Obviously Archie posits a world largely drained of human difference. Archie is Eisenhower-era nostalgia in comic form, where even the character names scream prep school privilege, and a cast of young White teenagers discover nothing about themselves more cerebral than a root beer float at Pop’s. The comic’s one attempt at racial diversity in my youth was a brother named Chuck Clayton, who was essentially Archie himself with a palette swap and more common sense.
Chuck wore the varsity jacket modestly; a throwback to an earlier era where the Black athlete honed his skills amid close-knit two-parent families where earnestness and discipline garnered respect. Or he would have, if I’d ever read a story that reflected on Chuck’s parents. Like many Twentieth Century Black male comic characters, Chuck Clayton reflected not the melanin in my skin, but rather a lighter caramel designed to avoid fouling a shiny, happy neighborhood. I hated Chuck Clayton. He couldn’t engage the slapstick humor of a Jughead, or emulate the irrational rivalry of a Reggie. He emerged fully grown in the comic like someone studied Bryant Gumbel and cloned a teenager from his stem cells. His love interest was a beautiful mild-mannered cappuccino sister whose name always escapes because it was never important. Further, the regular characters always appeared in stories with Chuck and his girl where hanging out with Chuck and his girl was the entire point of the story – never could Archie and the gang solve a haunted house mystery with Chuck as an equal partner.
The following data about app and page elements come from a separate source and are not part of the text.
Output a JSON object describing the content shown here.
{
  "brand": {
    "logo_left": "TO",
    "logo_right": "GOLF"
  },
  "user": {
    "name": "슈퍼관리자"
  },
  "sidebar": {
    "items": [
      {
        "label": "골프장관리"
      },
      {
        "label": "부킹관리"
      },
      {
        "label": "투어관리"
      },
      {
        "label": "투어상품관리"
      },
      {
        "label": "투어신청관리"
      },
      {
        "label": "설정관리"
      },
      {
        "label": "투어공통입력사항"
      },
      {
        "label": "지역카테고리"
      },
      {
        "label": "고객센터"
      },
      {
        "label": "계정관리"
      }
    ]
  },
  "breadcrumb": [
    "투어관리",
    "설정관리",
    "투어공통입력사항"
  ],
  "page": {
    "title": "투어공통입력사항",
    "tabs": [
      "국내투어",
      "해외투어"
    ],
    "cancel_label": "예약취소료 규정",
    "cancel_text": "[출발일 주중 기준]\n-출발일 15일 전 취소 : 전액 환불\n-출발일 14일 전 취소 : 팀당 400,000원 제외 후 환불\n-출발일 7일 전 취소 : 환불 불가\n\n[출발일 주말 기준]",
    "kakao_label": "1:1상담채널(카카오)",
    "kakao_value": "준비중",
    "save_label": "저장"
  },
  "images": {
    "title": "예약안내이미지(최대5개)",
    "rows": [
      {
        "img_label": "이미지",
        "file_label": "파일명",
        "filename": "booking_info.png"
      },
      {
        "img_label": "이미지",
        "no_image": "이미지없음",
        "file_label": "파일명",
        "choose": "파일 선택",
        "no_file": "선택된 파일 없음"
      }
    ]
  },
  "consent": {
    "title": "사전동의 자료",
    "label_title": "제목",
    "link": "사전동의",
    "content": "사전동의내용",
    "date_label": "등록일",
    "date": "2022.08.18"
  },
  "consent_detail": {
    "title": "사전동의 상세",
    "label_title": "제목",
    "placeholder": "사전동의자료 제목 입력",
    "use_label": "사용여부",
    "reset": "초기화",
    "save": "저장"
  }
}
I could identify with Chuck Clayton; of course I hated him. This escapist fantasy proved a worthwhile aspiration so long as I could separate the constructed unreality of Riverdale from Black suburbia’s Reaganomic truth. I understood that I could never be Archie Andrews. I am not White. To assume that nothing bad can ever happen to me can prove a fatal mistake. But beyond the perfect syntax, beyond the complete absence of ghetto sensibilities or total lack of hip hop influence, beyond the academic prowess and conservative hairstyle, I was Chuck Clayton because I was both Black and alone, adrift in a community that never accepted my presence, where I’m politely received but never welcome. I read comics because I exist in a world that only makes sense on paper, with tri-colored dots.
— Originally published by the author at The Nerds of Color.